[Dataset rows describing interfaces]
* * *

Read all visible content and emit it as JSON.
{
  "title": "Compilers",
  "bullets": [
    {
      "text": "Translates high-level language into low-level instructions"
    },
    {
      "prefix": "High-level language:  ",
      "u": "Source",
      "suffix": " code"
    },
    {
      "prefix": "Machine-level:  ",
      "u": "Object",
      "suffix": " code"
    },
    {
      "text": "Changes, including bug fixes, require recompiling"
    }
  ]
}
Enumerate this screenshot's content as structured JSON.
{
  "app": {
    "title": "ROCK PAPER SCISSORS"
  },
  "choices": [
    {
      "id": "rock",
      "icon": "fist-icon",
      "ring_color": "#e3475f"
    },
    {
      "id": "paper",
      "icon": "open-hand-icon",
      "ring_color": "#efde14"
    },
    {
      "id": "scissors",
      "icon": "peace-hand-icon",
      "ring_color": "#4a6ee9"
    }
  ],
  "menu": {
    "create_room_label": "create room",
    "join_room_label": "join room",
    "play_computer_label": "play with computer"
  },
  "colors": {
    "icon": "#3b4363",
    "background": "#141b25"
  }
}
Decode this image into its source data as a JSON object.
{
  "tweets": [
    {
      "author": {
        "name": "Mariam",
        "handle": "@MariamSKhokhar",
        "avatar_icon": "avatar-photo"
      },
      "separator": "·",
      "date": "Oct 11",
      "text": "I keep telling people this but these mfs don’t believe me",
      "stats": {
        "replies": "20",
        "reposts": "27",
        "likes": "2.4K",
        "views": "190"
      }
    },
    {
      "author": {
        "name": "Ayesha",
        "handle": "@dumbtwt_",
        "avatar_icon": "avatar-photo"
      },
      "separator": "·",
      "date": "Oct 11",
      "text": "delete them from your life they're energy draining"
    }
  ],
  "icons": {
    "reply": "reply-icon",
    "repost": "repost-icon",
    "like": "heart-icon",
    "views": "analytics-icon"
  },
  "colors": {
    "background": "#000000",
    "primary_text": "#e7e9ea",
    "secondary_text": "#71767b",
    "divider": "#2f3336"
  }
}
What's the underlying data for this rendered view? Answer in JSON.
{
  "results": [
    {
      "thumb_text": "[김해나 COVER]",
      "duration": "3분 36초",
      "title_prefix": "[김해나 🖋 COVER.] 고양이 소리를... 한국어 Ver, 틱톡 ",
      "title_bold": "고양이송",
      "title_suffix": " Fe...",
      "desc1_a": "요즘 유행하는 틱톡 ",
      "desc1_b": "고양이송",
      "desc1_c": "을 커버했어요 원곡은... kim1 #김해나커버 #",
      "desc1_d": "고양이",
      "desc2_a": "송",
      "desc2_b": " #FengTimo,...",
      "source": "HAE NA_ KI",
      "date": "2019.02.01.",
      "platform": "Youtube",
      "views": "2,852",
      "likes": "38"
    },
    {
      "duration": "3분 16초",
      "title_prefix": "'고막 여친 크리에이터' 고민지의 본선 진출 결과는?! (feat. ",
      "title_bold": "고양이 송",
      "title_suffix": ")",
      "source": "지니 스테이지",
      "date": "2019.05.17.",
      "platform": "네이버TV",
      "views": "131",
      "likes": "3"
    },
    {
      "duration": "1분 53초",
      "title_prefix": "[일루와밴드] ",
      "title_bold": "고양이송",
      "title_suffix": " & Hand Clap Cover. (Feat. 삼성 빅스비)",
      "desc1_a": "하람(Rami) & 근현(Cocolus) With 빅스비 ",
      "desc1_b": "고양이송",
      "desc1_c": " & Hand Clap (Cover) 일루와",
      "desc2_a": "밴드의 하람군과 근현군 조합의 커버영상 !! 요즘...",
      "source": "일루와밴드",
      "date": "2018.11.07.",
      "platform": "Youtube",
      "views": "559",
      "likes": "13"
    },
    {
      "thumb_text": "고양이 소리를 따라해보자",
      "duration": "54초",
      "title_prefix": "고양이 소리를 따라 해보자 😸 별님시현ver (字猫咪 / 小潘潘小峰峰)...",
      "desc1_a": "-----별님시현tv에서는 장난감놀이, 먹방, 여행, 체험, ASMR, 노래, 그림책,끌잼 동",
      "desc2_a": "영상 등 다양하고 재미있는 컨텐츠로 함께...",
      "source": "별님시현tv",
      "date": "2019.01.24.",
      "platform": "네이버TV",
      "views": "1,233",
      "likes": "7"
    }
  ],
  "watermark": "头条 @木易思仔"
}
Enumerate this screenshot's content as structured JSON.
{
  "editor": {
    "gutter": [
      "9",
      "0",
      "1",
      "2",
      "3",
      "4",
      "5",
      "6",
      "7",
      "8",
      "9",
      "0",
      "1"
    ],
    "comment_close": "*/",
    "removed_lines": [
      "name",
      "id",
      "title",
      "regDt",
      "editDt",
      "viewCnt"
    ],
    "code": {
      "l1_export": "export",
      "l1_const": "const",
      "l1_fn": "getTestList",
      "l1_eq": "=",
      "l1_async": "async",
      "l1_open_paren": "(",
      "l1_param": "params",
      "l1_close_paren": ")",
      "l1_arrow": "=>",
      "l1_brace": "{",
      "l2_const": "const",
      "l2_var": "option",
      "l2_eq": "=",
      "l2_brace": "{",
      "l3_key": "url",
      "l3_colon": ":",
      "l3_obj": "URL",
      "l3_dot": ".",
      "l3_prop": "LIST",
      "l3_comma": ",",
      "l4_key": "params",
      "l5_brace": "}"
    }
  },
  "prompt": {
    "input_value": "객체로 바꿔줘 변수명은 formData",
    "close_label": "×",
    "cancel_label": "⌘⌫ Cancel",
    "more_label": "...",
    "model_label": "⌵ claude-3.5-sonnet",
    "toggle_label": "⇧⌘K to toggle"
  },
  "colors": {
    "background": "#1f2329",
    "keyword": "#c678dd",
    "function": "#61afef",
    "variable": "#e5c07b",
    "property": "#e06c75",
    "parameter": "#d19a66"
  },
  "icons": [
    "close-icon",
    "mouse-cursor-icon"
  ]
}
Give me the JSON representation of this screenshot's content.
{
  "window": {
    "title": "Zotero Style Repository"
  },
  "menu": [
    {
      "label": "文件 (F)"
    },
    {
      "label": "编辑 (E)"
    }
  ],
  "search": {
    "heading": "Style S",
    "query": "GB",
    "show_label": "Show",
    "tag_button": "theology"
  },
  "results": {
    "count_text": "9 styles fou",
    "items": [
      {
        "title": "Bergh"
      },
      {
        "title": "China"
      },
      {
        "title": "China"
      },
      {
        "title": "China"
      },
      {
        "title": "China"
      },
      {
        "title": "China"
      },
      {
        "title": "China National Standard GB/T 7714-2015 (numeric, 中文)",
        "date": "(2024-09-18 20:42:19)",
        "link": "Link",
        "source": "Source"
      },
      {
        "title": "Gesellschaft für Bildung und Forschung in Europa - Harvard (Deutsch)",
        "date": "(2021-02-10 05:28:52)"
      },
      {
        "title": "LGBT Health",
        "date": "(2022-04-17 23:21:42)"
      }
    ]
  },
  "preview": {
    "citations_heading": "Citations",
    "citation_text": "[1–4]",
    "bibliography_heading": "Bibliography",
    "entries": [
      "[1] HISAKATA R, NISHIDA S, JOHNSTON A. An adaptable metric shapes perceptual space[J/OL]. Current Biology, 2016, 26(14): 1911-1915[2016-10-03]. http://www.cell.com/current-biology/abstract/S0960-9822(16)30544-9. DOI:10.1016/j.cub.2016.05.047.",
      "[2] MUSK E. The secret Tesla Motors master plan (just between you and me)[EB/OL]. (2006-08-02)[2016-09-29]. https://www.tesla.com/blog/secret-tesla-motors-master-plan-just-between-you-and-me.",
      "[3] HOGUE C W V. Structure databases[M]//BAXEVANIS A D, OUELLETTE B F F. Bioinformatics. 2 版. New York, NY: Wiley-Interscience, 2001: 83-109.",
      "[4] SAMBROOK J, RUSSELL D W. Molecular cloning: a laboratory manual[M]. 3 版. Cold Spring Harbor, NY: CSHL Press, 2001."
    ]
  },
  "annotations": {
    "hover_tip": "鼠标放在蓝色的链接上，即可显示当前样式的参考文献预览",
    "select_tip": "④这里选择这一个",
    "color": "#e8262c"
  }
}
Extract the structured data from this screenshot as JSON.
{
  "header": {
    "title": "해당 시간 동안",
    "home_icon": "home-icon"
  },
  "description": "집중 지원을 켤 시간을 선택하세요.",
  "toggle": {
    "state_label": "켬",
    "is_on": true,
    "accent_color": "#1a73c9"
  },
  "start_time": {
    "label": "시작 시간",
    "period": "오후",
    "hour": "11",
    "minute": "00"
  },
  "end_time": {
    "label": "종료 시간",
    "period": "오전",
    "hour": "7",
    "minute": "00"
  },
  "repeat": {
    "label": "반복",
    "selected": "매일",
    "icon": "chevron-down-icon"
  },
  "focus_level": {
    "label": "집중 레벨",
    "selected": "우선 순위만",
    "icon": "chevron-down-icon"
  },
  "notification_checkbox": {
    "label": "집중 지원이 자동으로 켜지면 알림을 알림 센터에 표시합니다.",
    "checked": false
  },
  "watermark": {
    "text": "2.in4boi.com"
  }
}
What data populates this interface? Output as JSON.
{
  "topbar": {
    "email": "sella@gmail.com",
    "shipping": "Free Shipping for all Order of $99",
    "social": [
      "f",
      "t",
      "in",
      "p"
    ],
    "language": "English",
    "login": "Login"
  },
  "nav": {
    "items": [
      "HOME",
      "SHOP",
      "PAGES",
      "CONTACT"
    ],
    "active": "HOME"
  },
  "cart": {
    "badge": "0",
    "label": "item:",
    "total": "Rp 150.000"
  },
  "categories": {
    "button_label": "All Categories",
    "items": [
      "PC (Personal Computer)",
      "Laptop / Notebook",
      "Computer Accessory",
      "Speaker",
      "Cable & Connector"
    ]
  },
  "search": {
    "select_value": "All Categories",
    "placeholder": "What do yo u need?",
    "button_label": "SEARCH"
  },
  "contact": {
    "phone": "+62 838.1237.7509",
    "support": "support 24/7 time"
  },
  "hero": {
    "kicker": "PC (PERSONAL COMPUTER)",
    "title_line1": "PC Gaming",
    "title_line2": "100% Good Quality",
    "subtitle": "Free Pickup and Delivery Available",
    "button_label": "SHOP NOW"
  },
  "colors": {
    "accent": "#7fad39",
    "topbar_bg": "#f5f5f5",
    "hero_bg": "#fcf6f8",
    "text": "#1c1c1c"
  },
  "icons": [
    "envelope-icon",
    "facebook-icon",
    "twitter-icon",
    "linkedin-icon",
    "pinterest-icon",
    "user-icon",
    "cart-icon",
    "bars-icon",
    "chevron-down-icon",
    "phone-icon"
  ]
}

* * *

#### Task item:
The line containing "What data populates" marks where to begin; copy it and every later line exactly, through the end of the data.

#### Answer for the task:
What data populates this interface? Output as JSON.
{
  "topbar": {
    "email": "sella@gmail.com",
    "shipping": "Free Shipping for all Order of $99",
    "social": [
      "f",
      "t",
      "in",
      "p"
    ],
    "language": "English",
    "login": "Login"
  },
  "nav": {
    "items": [
      "HOME",
      "SHOP",
      "PAGES",
      "CONTACT"
    ],
    "active": "HOME"
  },
  "cart": {
    "badge": "0",
    "label": "item:",
    "total": "Rp 150.000"
  },
  "categories": {
    "button_label": "All Categories",
    "items": [
      "PC (Personal Computer)",
      "Laptop / Notebook",
      "Computer Accessory",
      "Speaker",
      "Cable & Connector"
    ]
  },
  "search": {
    "select_value": "All Categories",
    "placeholder": "What do yo u need?",
    "button_label": "SEARCH"
  },
  "contact": {
    "phone": "+62 838.1237.7509",
    "support": "support 24/7 time"
  },
  "hero": {
    "kicker": "PC (PERSONAL COMPUTER)",
    "title_line1": "PC Gaming",
    "title_line2": "100% Good Quality",
    "subtitle": "Free Pickup and Delivery Available",
    "button_label": "SHOP NOW"
  },
  "colors": {
    "accent": "#7fad39",
    "topbar_bg": "#f5f5f5",
    "hero_bg": "#fcf6f8",
    "text": "#1c1c1c"
  },
  "icons": [
    "envelope-icon",
    "facebook-icon",
    "twitter-icon",
    "linkedin-icon",
    "pinterest-icon",
    "user-icon",
    "cart-icon",
    "bars-icon",
    "chevron-down-icon",
    "phone-icon"
  ]
}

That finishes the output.